On the small example from Hölderlin’s Ister.
“The unhomely one is deprived of the homely; deprivations is the way in which the unhomely one possesses the homely, or to put it more precisely, the way in which whatever is homely possesses the unhomely one.” (HIE75)

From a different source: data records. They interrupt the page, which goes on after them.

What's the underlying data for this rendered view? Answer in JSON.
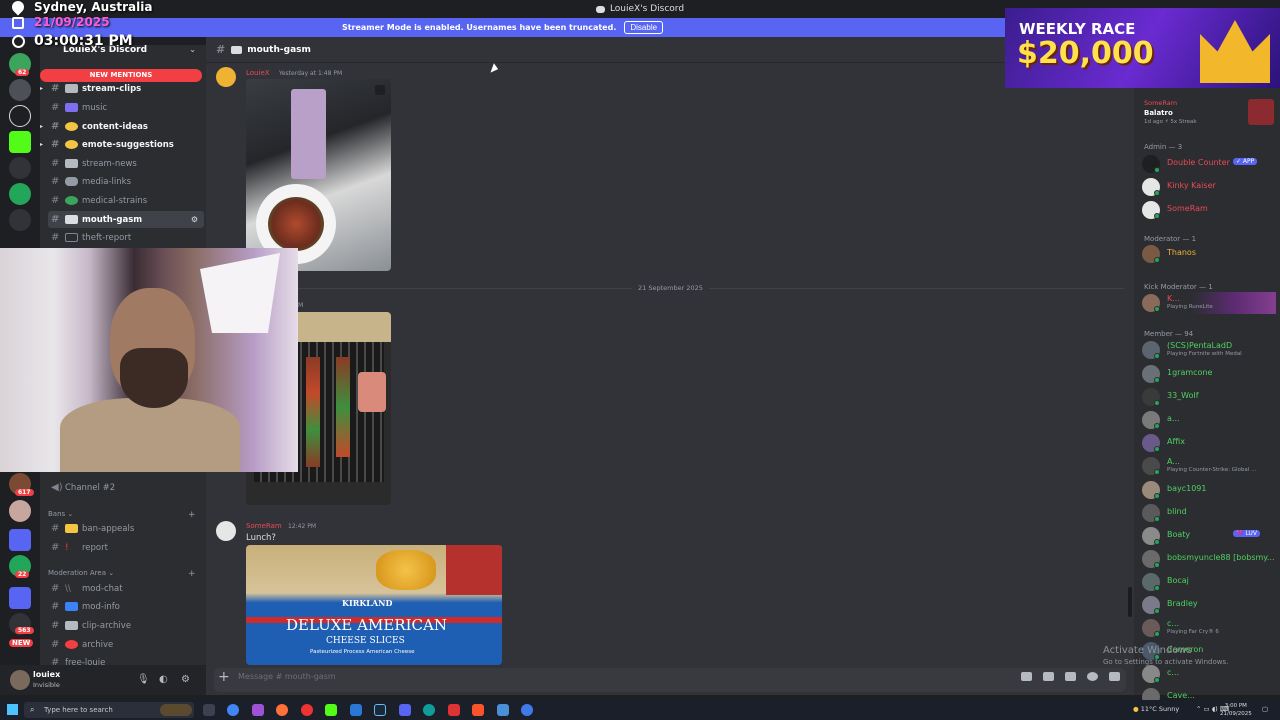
{
  "overlay": {
    "city": "Sydney, Australia",
    "date": "21/09/2025",
    "time": "03:00:31 PM"
  },
  "window": {
    "title": "LouieX's Discord"
  },
  "banner": {
    "text": "Streamer Mode is enabled. Usernames have been truncated.",
    "disable_label": "Disable"
  },
  "rail": {
    "badges": [
      "62",
      "617",
      "563",
      "22"
    ],
    "new_label": "NEW"
  },
  "sidebar": {
    "server_name": "LouieX's Discord",
    "new_mentions_label": "NEW MENTIONS",
    "channels": [
      {
        "label": "stream-clips",
        "unread": true,
        "emoji_color": "#b5bac1"
      },
      {
        "label": "music",
        "unread": false,
        "emoji_color": "#7f6df2"
      },
      {
        "label": "content-ideas",
        "unread": true,
        "emoji_color": "#f5c542"
      },
      {
        "label": "emote-suggestions",
        "unread": true,
        "emoji_color": "#f5c542"
      },
      {
        "label": "stream-news",
        "unread": false,
        "emoji_color": "#b5bac1"
      },
      {
        "label": "media-links",
        "unread": false,
        "emoji_color": "#b5bac1"
      },
      {
        "label": "medical-strains",
        "unread": false,
        "emoji_color": "#3ba55d"
      },
      {
        "label": "mouth-gasm",
        "unread": false,
        "emoji_color": "#dbdee1"
      },
      {
        "label": "theft-report",
        "unread": false,
        "emoji_color": "#80848e"
      }
    ],
    "voice_channel": "Channel #2",
    "categories": [
      {
        "label": "Bans",
        "channels": [
          "ban-appeals",
          "report"
        ]
      },
      {
        "label": "Moderation Area",
        "channels": [
          "mod-chat",
          "mod-info",
          "clip-archive",
          "archive",
          "free-louie"
        ]
      }
    ]
  },
  "main": {
    "channel": "mouth-gasm",
    "date_divider": "21 September 2025",
    "messages": [
      {
        "author": "LouieX",
        "timestamp": "Yesterday at 1:48 PM",
        "text": ""
      },
      {
        "author": "",
        "timestamp": "M",
        "text": ""
      },
      {
        "author": "SomeRam",
        "timestamp": "12:42 PM",
        "text": "Lunch?"
      }
    ],
    "package_text": {
      "brand": "KIRKLAND",
      "title": "DELUXE AMERICAN",
      "subtitle": "CHEESE SLICES",
      "detail": "Pasteurized Process American Cheese"
    },
    "composer_placeholder": "Message #",
    "composer_channel": "mouth-gasm"
  },
  "user_panel": {
    "name": "louiex",
    "status": "Invisible"
  },
  "members": {
    "activity": {
      "name": "SomeRam",
      "game": "Balatro",
      "meta": "1d ago  ⚡ 5x Streak"
    },
    "groups": [
      {
        "label": "Admin — 3",
        "members": [
          {
            "name": "Double Counter",
            "tag": "✓ APP",
            "activity": "",
            "color": "#e94b55"
          },
          {
            "name": "Kinky Kaiser",
            "tag": "",
            "activity": "",
            "color": "#e94b55"
          },
          {
            "name": "SomeRam",
            "tag": "",
            "activity": "",
            "color": "#e94b55"
          }
        ]
      },
      {
        "label": "Moderator — 1",
        "members": [
          {
            "name": "Thanos",
            "tag": "",
            "activity": "",
            "color": "#f0b232"
          }
        ]
      },
      {
        "label": "Kick Moderator — 1",
        "members": [
          {
            "name": "K...",
            "tag": "",
            "activity": "Playing RuneLite",
            "color": "#e94b55"
          }
        ]
      },
      {
        "label": "Member — 94",
        "members": [
          {
            "name": "(SCS)PentaLadD",
            "activity": "Playing Fortnite with Medal",
            "color": "#4fd160"
          },
          {
            "name": "1gramcone",
            "activity": "",
            "color": "#4fd160"
          },
          {
            "name": "33_Wolf",
            "activity": "",
            "color": "#4fd160"
          },
          {
            "name": "a...",
            "activity": "",
            "color": "#4fd160"
          },
          {
            "name": "Affix",
            "activity": "",
            "color": "#4fd160"
          },
          {
            "name": "A...",
            "activity": "Playing Counter-Strike: Global ...",
            "color": "#4fd160"
          },
          {
            "name": "bayc1091",
            "activity": "",
            "color": "#4fd160"
          },
          {
            "name": "blind",
            "activity": "",
            "color": "#4fd160"
          },
          {
            "name": "Boaty",
            "tag": "💜 LUV",
            "activity": "",
            "color": "#4fd160"
          },
          {
            "name": "bobsmyuncle88 [bobsmy...",
            "activity": "",
            "color": "#4fd160"
          },
          {
            "name": "Bocaj",
            "activity": "",
            "color": "#4fd160"
          },
          {
            "name": "Bradley",
            "activity": "",
            "color": "#4fd160"
          },
          {
            "name": "c...",
            "activity": "Playing Far Cry® 6",
            "color": "#4fd160"
          },
          {
            "name": "Cameron",
            "activity": "",
            "color": "#4fd160"
          },
          {
            "name": "c...",
            "activity": "",
            "color": "#4fd160"
          },
          {
            "name": "Cave...",
            "activity": "",
            "color": "#4fd160"
          }
        ]
      }
    ]
  },
  "promo": {
    "line1": "WEEKLY RACE",
    "line2": "$20,000"
  },
  "watermark": {
    "title": "Activate Windows",
    "subtitle": "Go to Settings to activate Windows."
  },
  "taskbar": {
    "search_placeholder": "Type here to search",
    "weather": "11°C  Sunny",
    "time": "3:00 PM",
    "date": "21/09/2025"
  }
}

The reversal, which Heidegger stresses here, is one of the “technical moves” he often makes in his later writings. This reversal often illustrates the difference between his new way of thinking and the “metaphysical” attitude. We will talk about it much more at the end Chapter 1, what is important to point out at this point is that in this move, in the relationship that is talked about, in this case between the human being who is unhomely and the homeliness which has to do with being itself, Heidegger reverses the two sides of relationship, making the one that was assumed to be somehow less important into the one that in truth is more important. Continue reading